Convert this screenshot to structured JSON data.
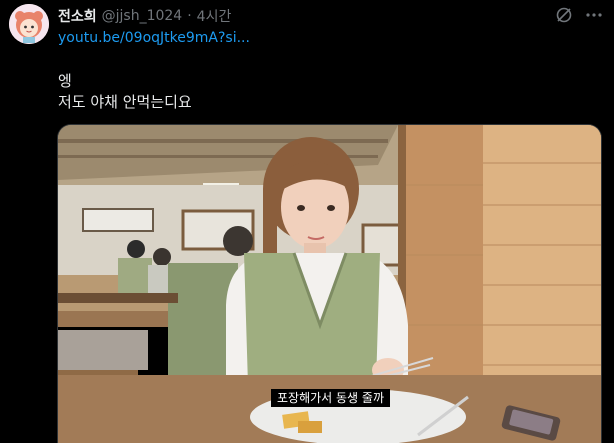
{
  "user": {
    "display_name": "전소희",
    "handle": "@jjsh_1024",
    "separator": "·",
    "time": "4시간"
  },
  "icons": {
    "avatar": "cartoon-avatar",
    "grok": "grok-icon",
    "more": "more-icon"
  },
  "tweet": {
    "link": "youtu.be/09oqJtke9mA?si...",
    "lines": [
      "엥",
      "저도 야채 안먹는디요"
    ]
  },
  "media": {
    "subtitle": "포장해가서 동생 줄까"
  },
  "colors": {
    "link": "#1d9bf0",
    "muted": "#71767b",
    "text": "#e7e9ea",
    "background": "#000000"
  }
}
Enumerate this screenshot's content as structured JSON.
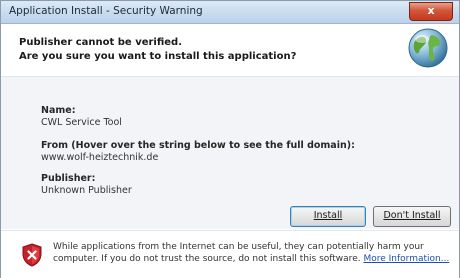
{
  "window": {
    "title": "Application Install - Security Warning",
    "close_label": "x"
  },
  "header": {
    "line1": "Publisher cannot be verified.",
    "line2": "Are you sure you want to install this application?"
  },
  "details": {
    "name_label": "Name:",
    "name_value": "CWL Service Tool",
    "from_label": "From (Hover over the string below to see the full domain):",
    "from_value": "www.wolf-heiztechnik.de",
    "publisher_label": "Publisher:",
    "publisher_value": "Unknown Publisher"
  },
  "buttons": {
    "install": "Install",
    "dont_install": "Don't Install"
  },
  "footer": {
    "warning_text": "While applications from the Internet can be useful, they can potentially harm your computer. If you do not trust the source, do not install this software. ",
    "more_link": "More Information..."
  },
  "icons": {
    "globe": "globe-icon",
    "shield": "security-shield-icon"
  },
  "colors": {
    "accent": "#3c7fb1",
    "link": "#1d4fb0",
    "shield_red": "#c8202a"
  }
}
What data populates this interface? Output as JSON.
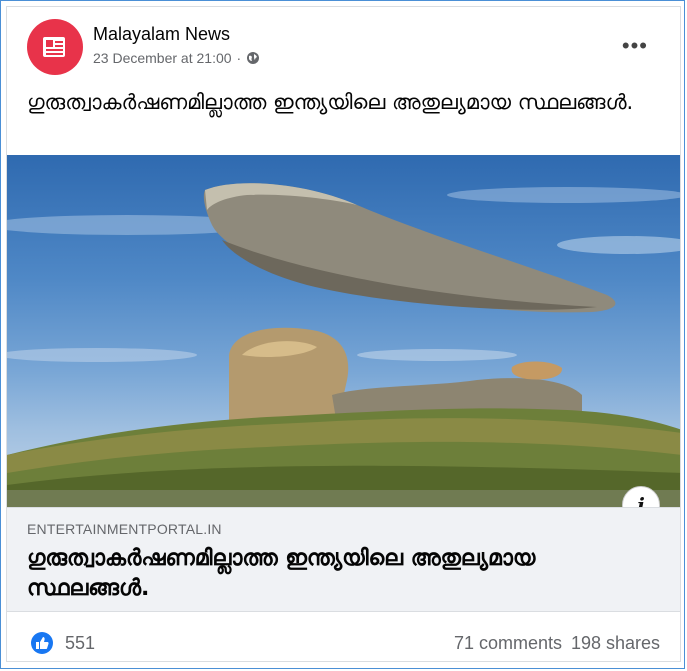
{
  "post": {
    "page_name": "Malayalam News",
    "timestamp": "23 December at 21:00",
    "separator": "·",
    "privacy_icon": "globe-icon",
    "more_icon": "more-options-icon",
    "more_glyph": "•••",
    "text": "ഗുരുത്വാകർഷണമില്ലാത്ത ഇന്ത്യയിലെ അതുല്യമായ സ്ഥലങ്ങള്‍."
  },
  "link_preview": {
    "domain": "ENTERTAINMENTPORTAL.IN",
    "title": "ഗുരുത്വാകർഷണമില്ലാത്ത ഇന്ത്യയിലെ അതുല്യമായ സ്ഥലങ്ങള്‍.",
    "info_glyph": "i"
  },
  "reactions": {
    "like_count": "551",
    "comments": "71 comments",
    "shares": "198 shares"
  },
  "colors": {
    "avatar_bg": "#e8334a",
    "like_blue": "#1877f2"
  }
}
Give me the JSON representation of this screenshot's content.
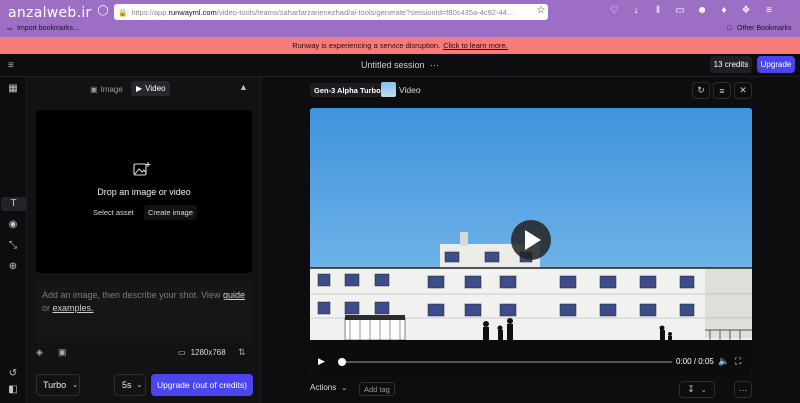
{
  "browser": {
    "url_prefix": "https://app.",
    "url_domain": "runwayml.com",
    "url_rest": "/video-tools/teams/saharfarzanenezhad/ai-tools/generate?sessionId=f80c435a-4c92-44...",
    "bookmarks_left": "Import bookmarks...",
    "bookmarks_right": "Other Bookmarks",
    "watermark": "anzalweb.ir"
  },
  "alert": {
    "message": "Runway is experiencing a service disruption.",
    "link": "Click to learn more."
  },
  "header": {
    "session_title": "Untitled session",
    "session_more": "···",
    "credits": "13 credits",
    "upgrade": "Upgrade"
  },
  "left_panel": {
    "tab_image": "Image",
    "tab_video": "Video",
    "drop_text": "Drop an image or video",
    "select_asset": "Select asset",
    "create_image": "Create image",
    "prompt_prefix": "Add an image, then describe your shot. View ",
    "prompt_link1": "guide",
    "prompt_mid": " or ",
    "prompt_link2": "examples.",
    "resolution": "1280x768",
    "model": "Turbo",
    "duration": "5s",
    "generate_button": "Upgrade",
    "generate_suffix": "(out of credits)"
  },
  "right_panel": {
    "model_badge": "Gen-3 Alpha Turbo",
    "media_label": "Video",
    "time_current": "0:00",
    "time_sep": "/",
    "time_total": "0:05",
    "actions": "Actions",
    "add_tag": "Add tag",
    "progress_fraction": 0.0
  },
  "colors": {
    "browser_bg": "#9c6fc4",
    "alert_bg": "#f87b7b",
    "accent": "#4b45f0",
    "sky": "#5aa6e4"
  }
}
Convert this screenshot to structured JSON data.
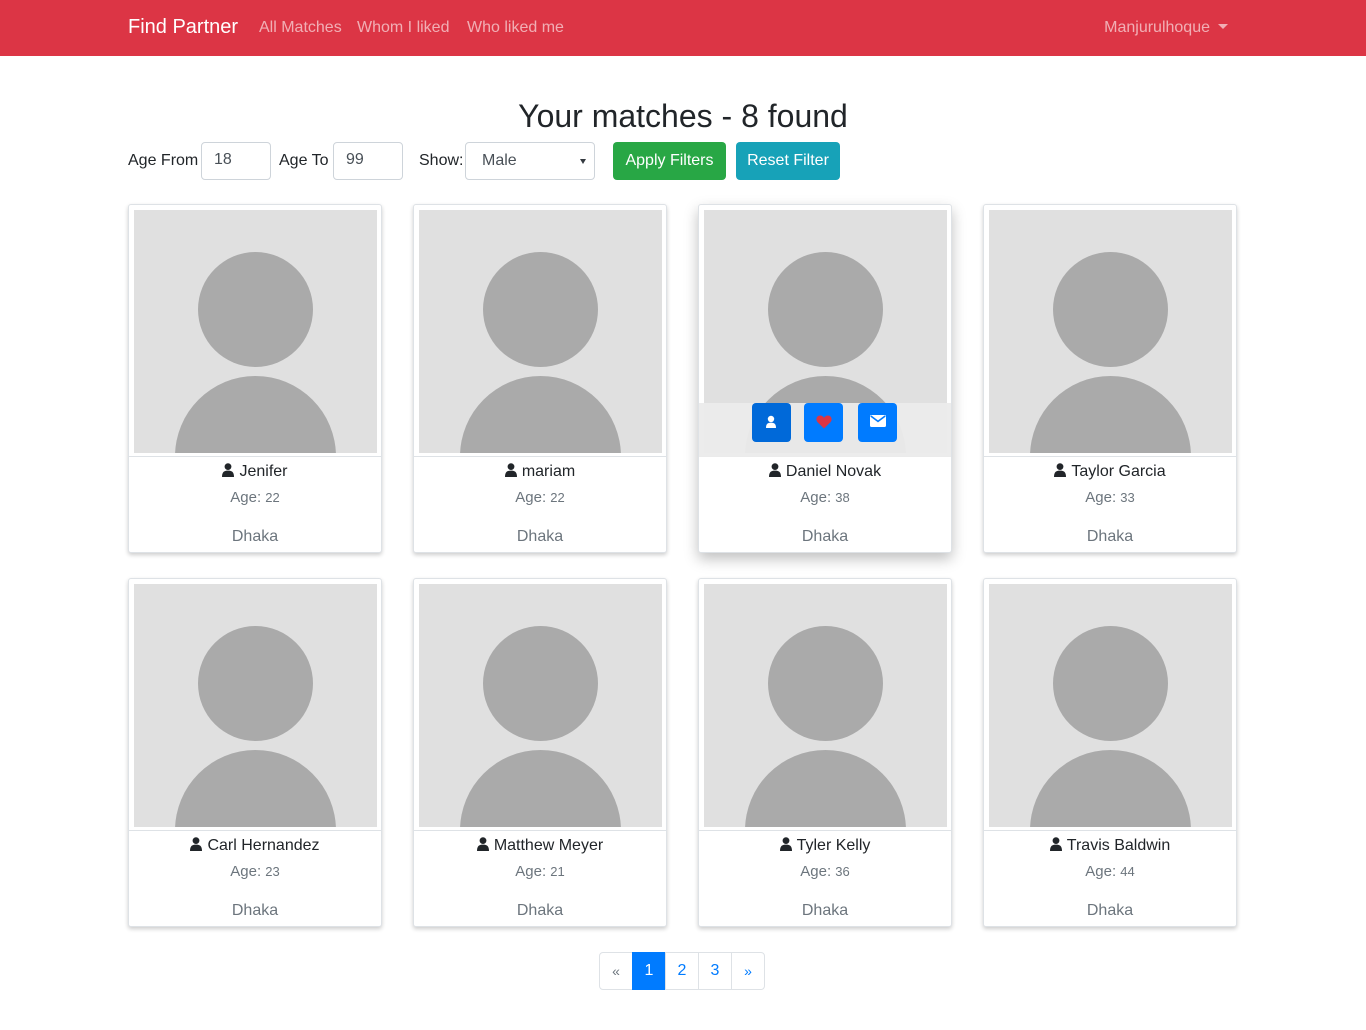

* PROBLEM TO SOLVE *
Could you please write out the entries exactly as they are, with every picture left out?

* RESPONSE *
Convert this screenshot to structured JSON data.
{
  "user": {
    "display_name": "전소희",
    "handle": "@jjsh_1024",
    "separator": "·",
    "time": "4시간"
  },
  "icons": {
    "avatar": "cartoon-avatar",
    "grok": "grok-icon",
    "more": "more-icon"
  },
  "tweet": {
    "link": "youtu.be/09oqJtke9mA?si...",
    "lines": [
      "엥",
      "저도 야채 안먹는디요"
    ]
  },
  "media": {
    "subtitle": "포장해가서 동생 줄까"
  },
  "colors": {
    "link": "#1d9bf0",
    "muted": "#71767b",
    "text": "#e7e9ea",
    "background": "#000000"
  }
}
Enumerate this screenshot's content as structured JSON.
{
  "window": {
    "title": "Application Install - Security Warning",
    "close_label": "x"
  },
  "header": {
    "line1": "Publisher cannot be verified.",
    "line2": "Are you sure you want to install this application?"
  },
  "details": {
    "name_label": "Name:",
    "name_value": "CWL Service Tool",
    "from_label": "From (Hover over the string below to see the full domain):",
    "from_value": "www.wolf-heiztechnik.de",
    "publisher_label": "Publisher:",
    "publisher_value": "Unknown Publisher"
  },
  "buttons": {
    "install": "Install",
    "dont_install": "Don't Install"
  },
  "footer": {
    "warning_text": "While applications from the Internet can be useful, they can potentially harm your computer. If you do not trust the source, do not install this software. ",
    "more_link": "More Information..."
  },
  "icons": {
    "globe": "globe-icon",
    "shield": "security-shield-icon"
  },
  "colors": {
    "accent": "#3c7fb1",
    "link": "#1d4fb0",
    "shield_red": "#c8202a"
  }
}
What data populates this interface? Output as JSON.
{
  "post": {
    "page_name": "Malayalam News",
    "timestamp": "23 December at 21:00",
    "separator": "·",
    "privacy_icon": "globe-icon",
    "more_icon": "more-options-icon",
    "more_glyph": "•••",
    "text": "ഗുരുത്വാകർഷണമില്ലാത്ത ഇന്ത്യയിലെ അതുല്യമായ സ്ഥലങ്ങള്‍."
  },
  "link_preview": {
    "domain": "ENTERTAINMENTPORTAL.IN",
    "title": "ഗുരുത്വാകർഷണമില്ലാത്ത ഇന്ത്യയിലെ അതുല്യമായ സ്ഥലങ്ങള്‍.",
    "info_glyph": "i"
  },
  "reactions": {
    "like_count": "551",
    "comments": "71 comments",
    "shares": "198 shares"
  },
  "colors": {
    "avatar_bg": "#e8334a",
    "like_blue": "#1877f2"
  }
}
Give me the JSON representation of this screenshot's content.
{
  "browser": {
    "url_prefix": "https://app.",
    "url_domain": "runwayml.com",
    "url_rest": "/video-tools/teams/saharfarzanenezhad/ai-tools/generate?sessionId=f80c435a-4c92-44...",
    "bookmarks_left": "Import bookmarks...",
    "bookmarks_right": "Other Bookmarks",
    "watermark": "anzalweb.ir"
  },
  "alert": {
    "message": "Runway is experiencing a service disruption.",
    "link": "Click to learn more."
  },
  "header": {
    "session_title": "Untitled session",
    "session_more": "···",
    "credits": "13 credits",
    "upgrade": "Upgrade"
  },
  "left_panel": {
    "tab_image": "Image",
    "tab_video": "Video",
    "drop_text": "Drop an image or video",
    "select_asset": "Select asset",
    "create_image": "Create image",
    "prompt_prefix": "Add an image, then describe your shot. View ",
    "prompt_link1": "guide",
    "prompt_mid": " or ",
    "prompt_link2": "examples.",
    "resolution": "1280x768",
    "model": "Turbo",
    "duration": "5s",
    "generate_button": "Upgrade",
    "generate_suffix": "(out of credits)"
  },
  "right_panel": {
    "model_badge": "Gen-3 Alpha Turbo",
    "media_label": "Video",
    "time_current": "0:00",
    "time_sep": "/",
    "time_total": "0:05",
    "actions": "Actions",
    "add_tag": "Add tag",
    "progress_fraction": 0.0
  },
  "colors": {
    "browser_bg": "#9c6fc4",
    "alert_bg": "#f87b7b",
    "accent": "#4b45f0",
    "sky": "#5aa6e4"
  }
}
Convert this screenshot to structured JSON data.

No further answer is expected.